··· Provided material

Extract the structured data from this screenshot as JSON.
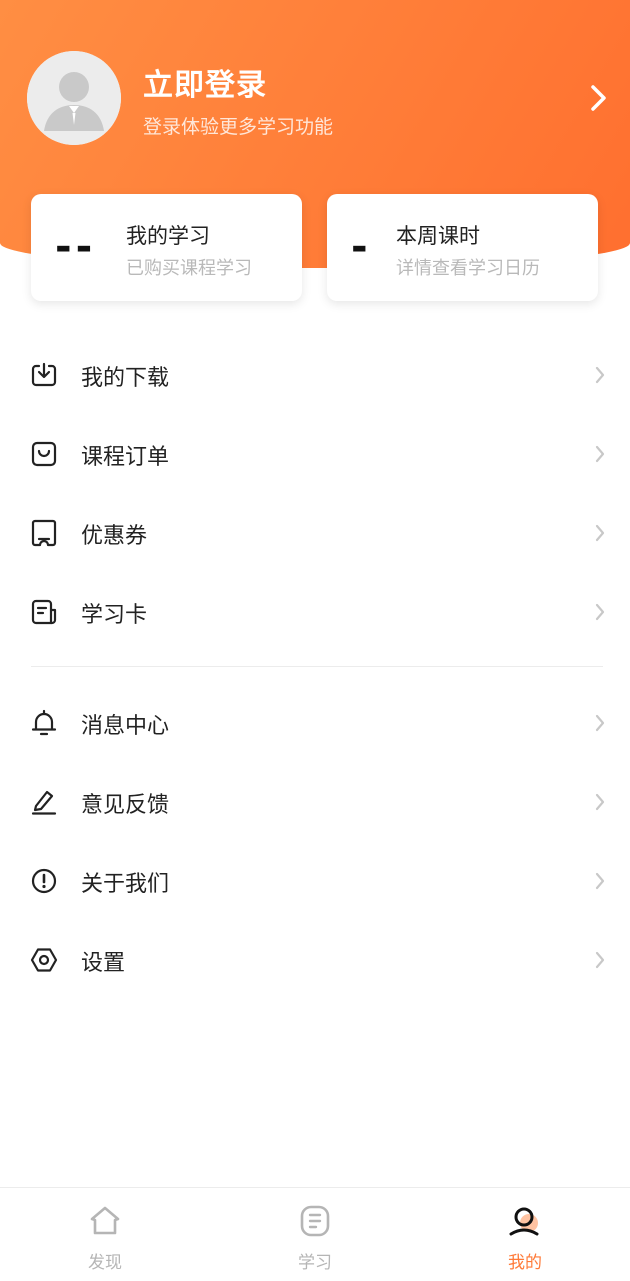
{
  "profile": {
    "title": "立即登录",
    "subtitle": "登录体验更多学习功能"
  },
  "cards": [
    {
      "value": "--",
      "title": "我的学习",
      "subtitle": "已购买课程学习"
    },
    {
      "value": "-",
      "title": "本周课时",
      "subtitle": "详情查看学习日历"
    }
  ],
  "menu_group1": [
    {
      "label": "我的下载",
      "icon": "download-icon"
    },
    {
      "label": "课程订单",
      "icon": "shopping-bag-icon"
    },
    {
      "label": "优惠券",
      "icon": "coupon-icon"
    },
    {
      "label": "学习卡",
      "icon": "card-icon"
    }
  ],
  "menu_group2": [
    {
      "label": "消息中心",
      "icon": "bell-icon"
    },
    {
      "label": "意见反馈",
      "icon": "edit-icon"
    },
    {
      "label": "关于我们",
      "icon": "info-icon"
    },
    {
      "label": "设置",
      "icon": "gear-icon"
    }
  ],
  "tabs": [
    {
      "label": "发现",
      "icon": "home-icon"
    },
    {
      "label": "学习",
      "icon": "document-icon"
    },
    {
      "label": "我的",
      "icon": "user-icon",
      "active": true
    }
  ],
  "colors": {
    "accent": "#ff7a38",
    "header_start": "#ff8e43",
    "header_end": "#ff6f2f"
  }
}
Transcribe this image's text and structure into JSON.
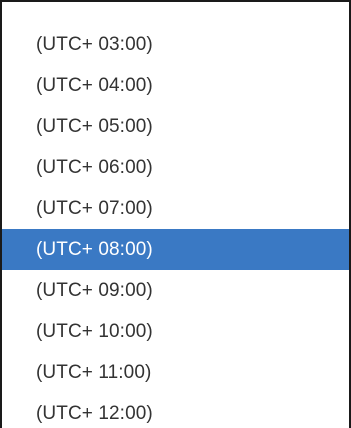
{
  "timezone_dropdown": {
    "selected_index": 5,
    "options": [
      {
        "label": "(UTC+ 03:00)"
      },
      {
        "label": "(UTC+ 04:00)"
      },
      {
        "label": "(UTC+ 05:00)"
      },
      {
        "label": "(UTC+ 06:00)"
      },
      {
        "label": "(UTC+ 07:00)"
      },
      {
        "label": "(UTC+ 08:00)"
      },
      {
        "label": "(UTC+ 09:00)"
      },
      {
        "label": "(UTC+ 10:00)"
      },
      {
        "label": "(UTC+ 11:00)"
      },
      {
        "label": "(UTC+ 12:00)"
      }
    ]
  },
  "colors": {
    "selected_background": "#3a79c4",
    "selected_text": "#ffffff",
    "option_text": "#333333",
    "border": "#1a1a1a"
  }
}
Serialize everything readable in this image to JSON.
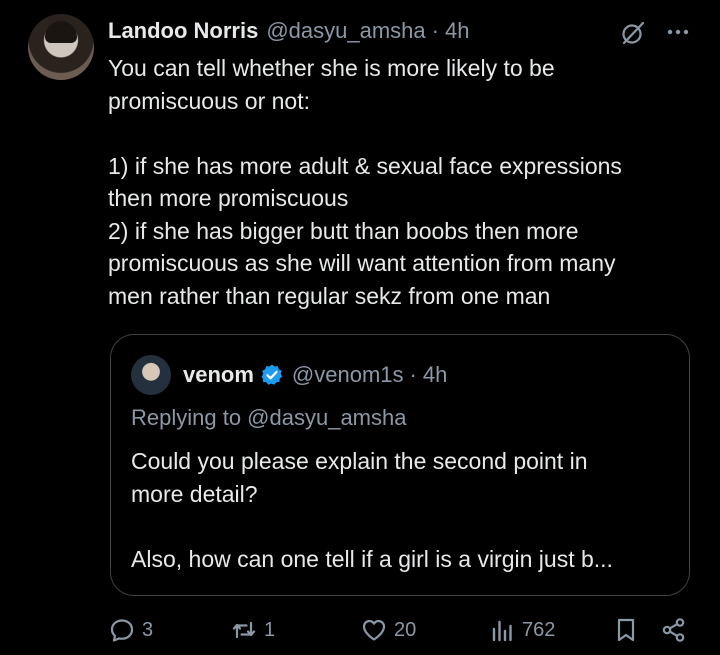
{
  "tweet": {
    "author_name": "Landoo Norris",
    "handle": "@dasyu_amsha",
    "separator": "·",
    "time": "4h",
    "lines": [
      "You can tell whether she is more likely to be",
      "promiscuous or not:",
      "",
      "1) if she has more adult &  sexual face expressions",
      "then more promiscuous",
      "2) if she has bigger butt than boobs then more",
      "promiscuous as she will want attention from many",
      "men rather than regular sekz from one man"
    ]
  },
  "quote": {
    "author_name": "venom",
    "verified": true,
    "handle": "@venom1s",
    "separator": "·",
    "time": "4h",
    "replying_to": "Replying to @dasyu_amsha",
    "lines": [
      "Could you please explain the second point in",
      "more detail?",
      "",
      "Also, how can one tell if a girl is a virgin just b..."
    ]
  },
  "actions": {
    "replies": "3",
    "reposts": "1",
    "likes": "20",
    "views": "762"
  },
  "icons": {
    "grok": "grok-icon",
    "more": "more-icon",
    "verified": "verified-icon",
    "reply": "reply-icon",
    "repost": "repost-icon",
    "like": "heart-icon",
    "views": "views-icon",
    "bookmark": "bookmark-icon",
    "share": "share-icon"
  },
  "colors": {
    "background": "#000000",
    "text": "#e7e9ea",
    "secondary": "#8b98a5",
    "verified": "#1d9bf0",
    "border": "#3e4144"
  }
}
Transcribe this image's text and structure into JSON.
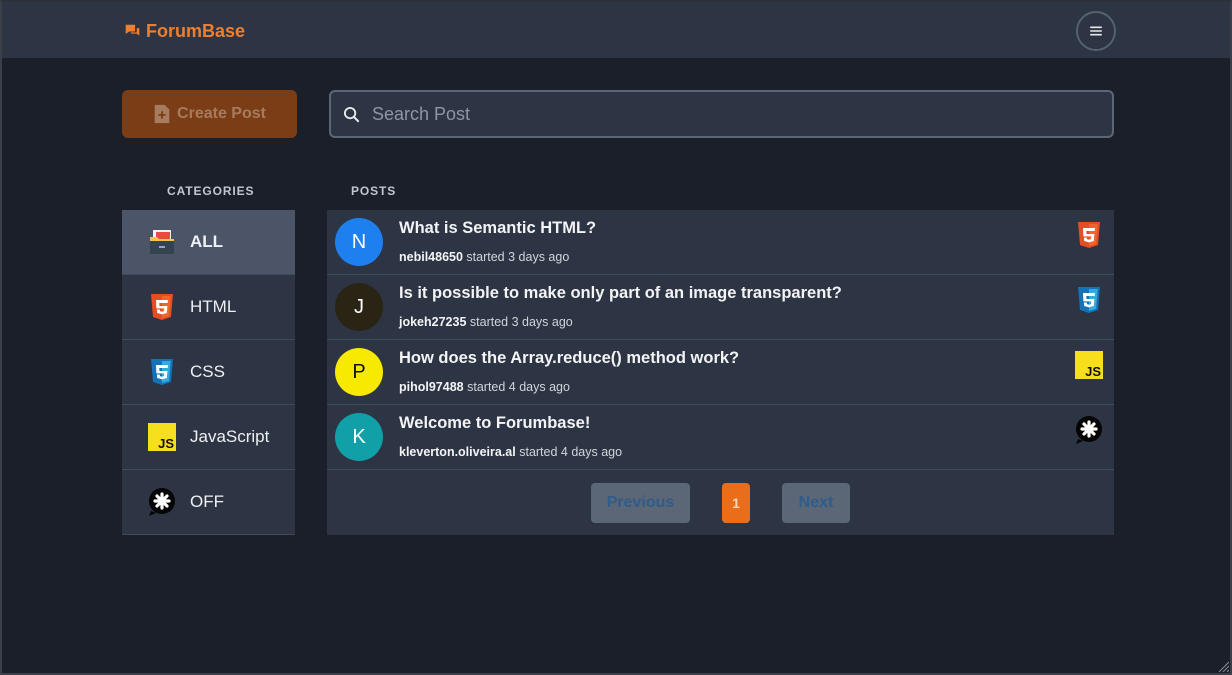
{
  "header": {
    "brand": "ForumBase",
    "brand_color": "#f07f2d",
    "brand_icon": "chat-bubbles-icon",
    "menu_icon": "hamburger-icon"
  },
  "toolbar": {
    "create_label": "Create Post",
    "search_placeholder": "Search Post",
    "search_value": ""
  },
  "sidebar": {
    "title": "CATEGORIES",
    "items": [
      {
        "label": "ALL",
        "icon": "file-cabinet-icon",
        "active": true
      },
      {
        "label": "HTML",
        "icon": "html5-icon",
        "active": false
      },
      {
        "label": "CSS",
        "icon": "css3-icon",
        "active": false
      },
      {
        "label": "JavaScript",
        "icon": "js-icon",
        "active": false
      },
      {
        "label": "OFF",
        "icon": "off-topic-icon",
        "active": false
      }
    ]
  },
  "posts": {
    "title": "POSTS",
    "items": [
      {
        "avatar_letter": "N",
        "avatar_color": "#1e80ef",
        "avatar_text_color": "#ffffff",
        "title": "What is Semantic HTML?",
        "author": "nebil48650",
        "meta": "started 3 days ago",
        "category": "html5-icon"
      },
      {
        "avatar_letter": "J",
        "avatar_color": "#2a2414",
        "avatar_text_color": "#ffffff",
        "title": "Is it possible to make only part of an image transparent?",
        "author": "jokeh27235",
        "meta": "started 3 days ago",
        "category": "css3-icon"
      },
      {
        "avatar_letter": "P",
        "avatar_color": "#f7ea00",
        "avatar_text_color": "#111111",
        "title": "How does the Array.reduce() method work?",
        "author": "pihol97488",
        "meta": "started 4 days ago",
        "category": "js-icon"
      },
      {
        "avatar_letter": "K",
        "avatar_color": "#11a0a8",
        "avatar_text_color": "#ffffff",
        "title": "Welcome to Forumbase!",
        "author": "kleverton.oliveira.al",
        "meta": "started 4 days ago",
        "category": "off-topic-icon"
      }
    ]
  },
  "pagination": {
    "previous": "Previous",
    "current": "1",
    "next": "Next",
    "accent": "#ea6e1a"
  }
}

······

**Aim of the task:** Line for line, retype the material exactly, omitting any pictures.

**Answer:**
Extract the structured data from this screenshot as JSON.
{
  "profile": {
    "title": "立即登录",
    "subtitle": "登录体验更多学习功能"
  },
  "cards": [
    {
      "value": "--",
      "title": "我的学习",
      "subtitle": "已购买课程学习"
    },
    {
      "value": "-",
      "title": "本周课时",
      "subtitle": "详情查看学习日历"
    }
  ],
  "menu_group1": [
    {
      "label": "我的下载",
      "icon": "download-icon"
    },
    {
      "label": "课程订单",
      "icon": "shopping-bag-icon"
    },
    {
      "label": "优惠券",
      "icon": "coupon-icon"
    },
    {
      "label": "学习卡",
      "icon": "card-icon"
    }
  ],
  "menu_group2": [
    {
      "label": "消息中心",
      "icon": "bell-icon"
    },
    {
      "label": "意见反馈",
      "icon": "edit-icon"
    },
    {
      "label": "关于我们",
      "icon": "info-icon"
    },
    {
      "label": "设置",
      "icon": "gear-icon"
    }
  ],
  "tabs": [
    {
      "label": "发现",
      "icon": "home-icon"
    },
    {
      "label": "学习",
      "icon": "document-icon"
    },
    {
      "label": "我的",
      "icon": "user-icon",
      "active": true
    }
  ],
  "colors": {
    "accent": "#ff7a38",
    "header_start": "#ff8e43",
    "header_end": "#ff6f2f"
  }
}
Transcribe this image's text and structure into JSON.
{
  "timezone_dropdown": {
    "selected_index": 5,
    "options": [
      {
        "label": "(UTC+ 03:00)"
      },
      {
        "label": "(UTC+ 04:00)"
      },
      {
        "label": "(UTC+ 05:00)"
      },
      {
        "label": "(UTC+ 06:00)"
      },
      {
        "label": "(UTC+ 07:00)"
      },
      {
        "label": "(UTC+ 08:00)"
      },
      {
        "label": "(UTC+ 09:00)"
      },
      {
        "label": "(UTC+ 10:00)"
      },
      {
        "label": "(UTC+ 11:00)"
      },
      {
        "label": "(UTC+ 12:00)"
      }
    ]
  },
  "colors": {
    "selected_background": "#3a79c4",
    "selected_text": "#ffffff",
    "option_text": "#333333",
    "border": "#1a1a1a"
  }
}
Serialize everything readable in this image to JSON.
{
  "tweet": {
    "author_name": "Landoo Norris",
    "handle": "@dasyu_amsha",
    "separator": "·",
    "time": "4h",
    "lines": [
      "You can tell whether she is more likely to be",
      "promiscuous or not:",
      "",
      "1) if she has more adult &  sexual face expressions",
      "then more promiscuous",
      "2) if she has bigger butt than boobs then more",
      "promiscuous as she will want attention from many",
      "men rather than regular sekz from one man"
    ]
  },
  "quote": {
    "author_name": "venom",
    "verified": true,
    "handle": "@venom1s",
    "separator": "·",
    "time": "4h",
    "replying_to": "Replying to @dasyu_amsha",
    "lines": [
      "Could you please explain the second point in",
      "more detail?",
      "",
      "Also, how can one tell if a girl is a virgin just b..."
    ]
  },
  "actions": {
    "replies": "3",
    "reposts": "1",
    "likes": "20",
    "views": "762"
  },
  "icons": {
    "grok": "grok-icon",
    "more": "more-icon",
    "verified": "verified-icon",
    "reply": "reply-icon",
    "repost": "repost-icon",
    "like": "heart-icon",
    "views": "views-icon",
    "bookmark": "bookmark-icon",
    "share": "share-icon"
  },
  "colors": {
    "background": "#000000",
    "text": "#e7e9ea",
    "secondary": "#8b98a5",
    "verified": "#1d9bf0",
    "border": "#3e4144"
  }
}
Transcribe this image's text and structure into JSON.
{
  "header": {
    "brand": "ForumBase",
    "brand_color": "#f07f2d",
    "brand_icon": "chat-bubbles-icon",
    "menu_icon": "hamburger-icon"
  },
  "toolbar": {
    "create_label": "Create Post",
    "search_placeholder": "Search Post",
    "search_value": ""
  },
  "sidebar": {
    "title": "CATEGORIES",
    "items": [
      {
        "label": "ALL",
        "icon": "file-cabinet-icon",
        "active": true
      },
      {
        "label": "HTML",
        "icon": "html5-icon",
        "active": false
      },
      {
        "label": "CSS",
        "icon": "css3-icon",
        "active": false
      },
      {
        "label": "JavaScript",
        "icon": "js-icon",
        "active": false
      },
      {
        "label": "OFF",
        "icon": "off-topic-icon",
        "active": false
      }
    ]
  },
  "posts": {
    "title": "POSTS",
    "items": [
      {
        "avatar_letter": "N",
        "avatar_color": "#1e80ef",
        "avatar_text_color": "#ffffff",
        "title": "What is Semantic HTML?",
        "author": "nebil48650",
        "meta": "started 3 days ago",
        "category": "html5-icon"
      },
      {
        "avatar_letter": "J",
        "avatar_color": "#2a2414",
        "avatar_text_color": "#ffffff",
        "title": "Is it possible to make only part of an image transparent?",
        "author": "jokeh27235",
        "meta": "started 3 days ago",
        "category": "css3-icon"
      },
      {
        "avatar_letter": "P",
        "avatar_color": "#f7ea00",
        "avatar_text_color": "#111111",
        "title": "How does the Array.reduce() method work?",
        "author": "pihol97488",
        "meta": "started 4 days ago",
        "category": "js-icon"
      },
      {
        "avatar_letter": "K",
        "avatar_color": "#11a0a8",
        "avatar_text_color": "#ffffff",
        "title": "Welcome to Forumbase!",
        "author": "kleverton.oliveira.al",
        "meta": "started 4 days ago",
        "category": "off-topic-icon"
      }
    ]
  },
  "pagination": {
    "previous": "Previous",
    "current": "1",
    "next": "Next",
    "accent": "#ea6e1a"
  }
}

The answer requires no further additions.